◆ **Task directions**:
Could you filter the records below down to the lines that include the word "screenshot"?

◆ **Records provided**:
== == ==

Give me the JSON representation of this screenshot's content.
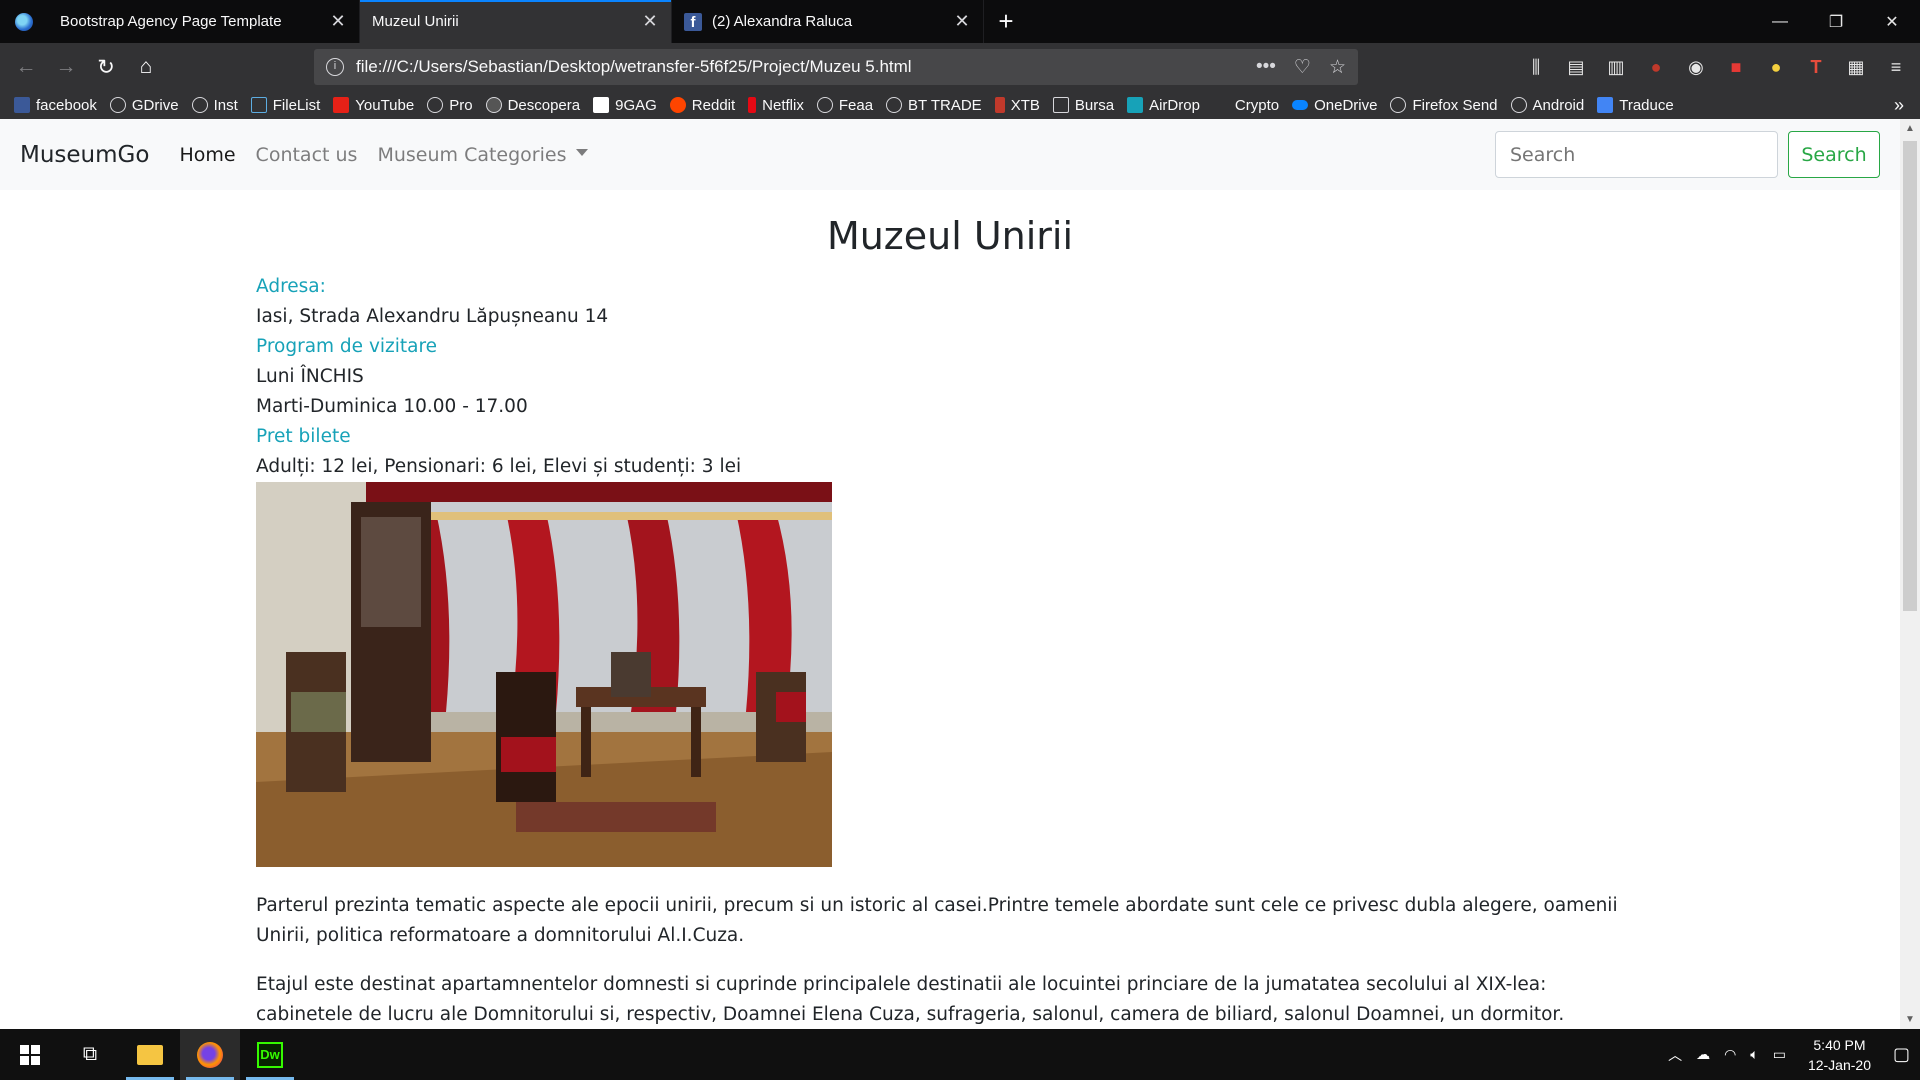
{
  "browser": {
    "tabs": [
      {
        "title": "Bootstrap Agency Page Template",
        "active": false
      },
      {
        "title": "Muzeul Unirii",
        "active": true
      },
      {
        "title": "(2) Alexandra Raluca",
        "active": false
      }
    ],
    "url": "file:///C:/Users/Sebastian/Desktop/wetransfer-5f6f25/Project/Muzeu 5.html",
    "bookmarks": [
      "facebook",
      "GDrive",
      "Inst",
      "FileList",
      "YouTube",
      "Pro",
      "Descopera",
      "9GAG",
      "Reddit",
      "Netflix",
      "Feaa",
      "BT TRADE",
      "XTB",
      "Bursa",
      "AirDrop",
      "Crypto",
      "OneDrive",
      "Firefox Send",
      "Android",
      "Traduce"
    ]
  },
  "site": {
    "brand": "MuseumGo",
    "nav": {
      "home": "Home",
      "contact": "Contact us",
      "categories": "Museum Categories"
    },
    "search": {
      "placeholder": "Search",
      "button": "Search"
    }
  },
  "museum": {
    "title": "Muzeul Unirii",
    "address_label": "Adresa:",
    "address": "Iasi, Strada Alexandru Lăpușneanu 14",
    "schedule_label": "Program de vizitare",
    "schedule_monday": "Luni ÎNCHIS",
    "schedule_rest": "Marti-Duminica 10.00 - 17.00",
    "price_label": "Pret bilete",
    "prices": "Adulți: 12 lei, Pensionari: 6 lei, Elevi și studenți: 3 lei",
    "paragraph1": "Parterul prezinta tematic aspecte ale epocii unirii, precum si un istoric al casei.Printre temele abordate sunt cele ce privesc dubla alegere, oamenii Unirii, politica reformatoare a domnitorului Al.I.Cuza.",
    "paragraph2": "Etajul este destinat apartamnentelor domnesti si cuprinde principalele destinatii ale locuintei princiare de la jumatatea secolului al XIX-lea: cabinetele de lucru ale Domnitorului si, respectiv, Doamnei Elena Cuza, sufrageria, salonul, camera de biliard, salonul Doamnei, un dormitor."
  },
  "taskbar": {
    "time": "5:40 PM",
    "date": "12-Jan-20"
  }
}
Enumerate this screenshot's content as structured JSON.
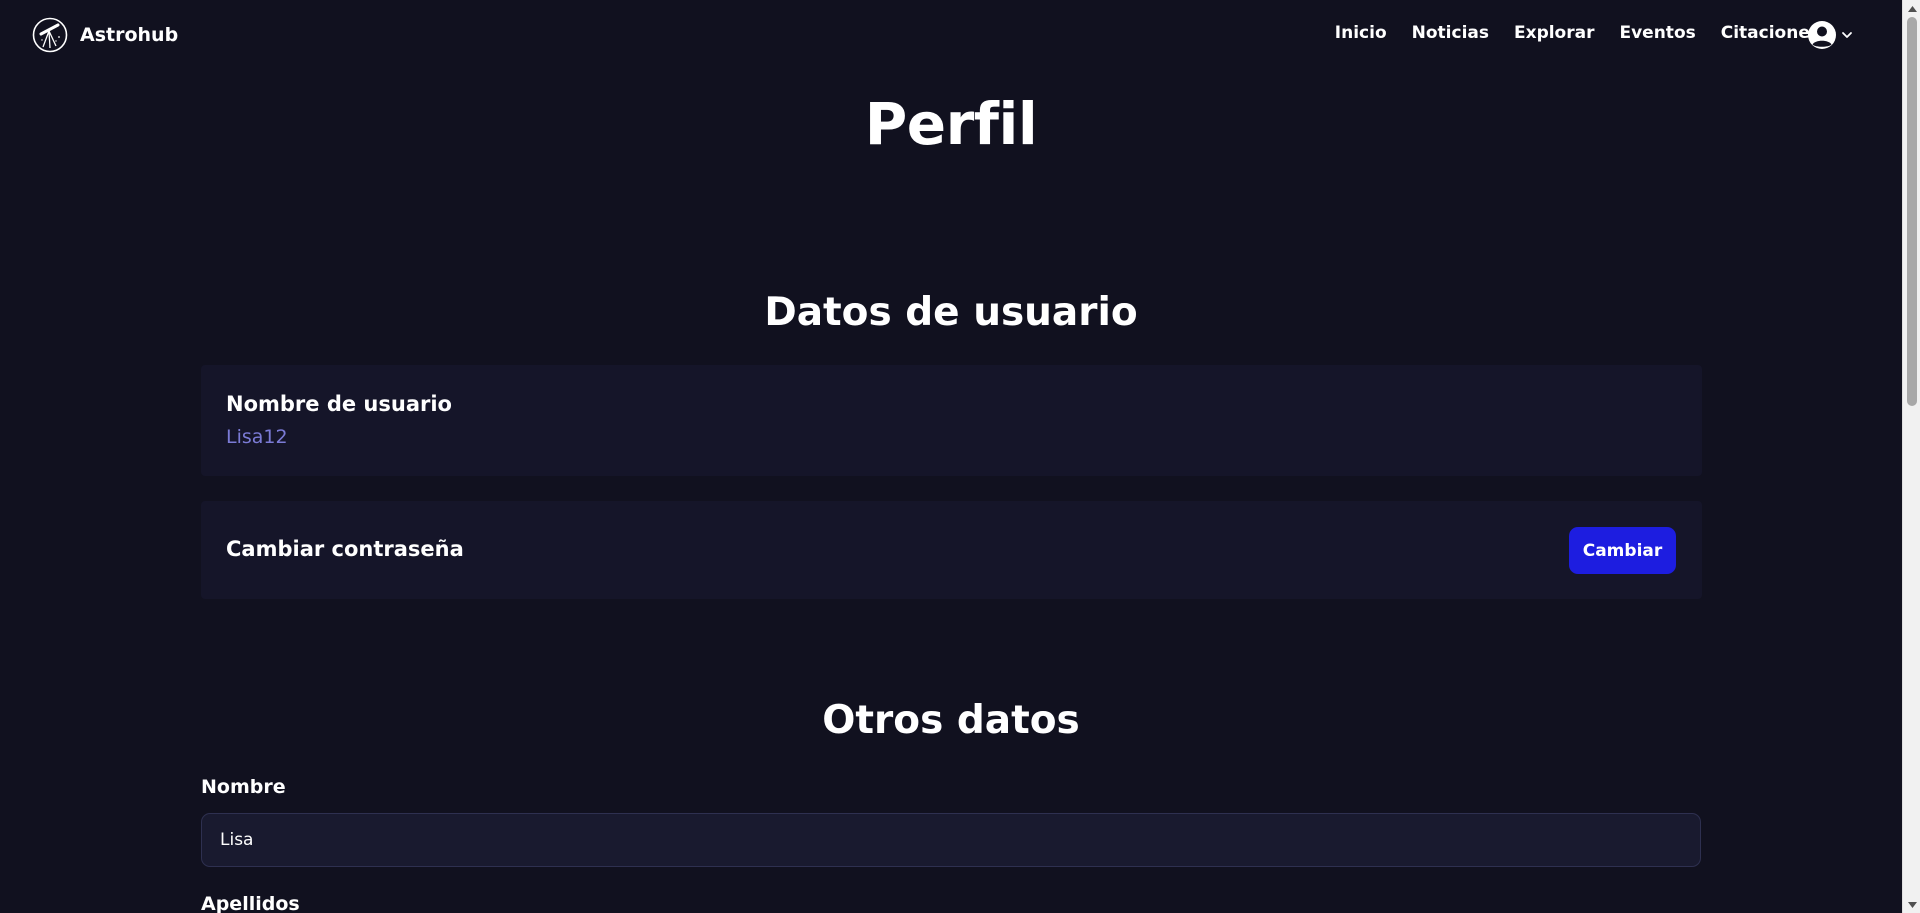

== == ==

◆ **Output of the exercise**:
Give me the JSON representation of this screenshot's content.
Enumerate this screenshot's content as structured JSON.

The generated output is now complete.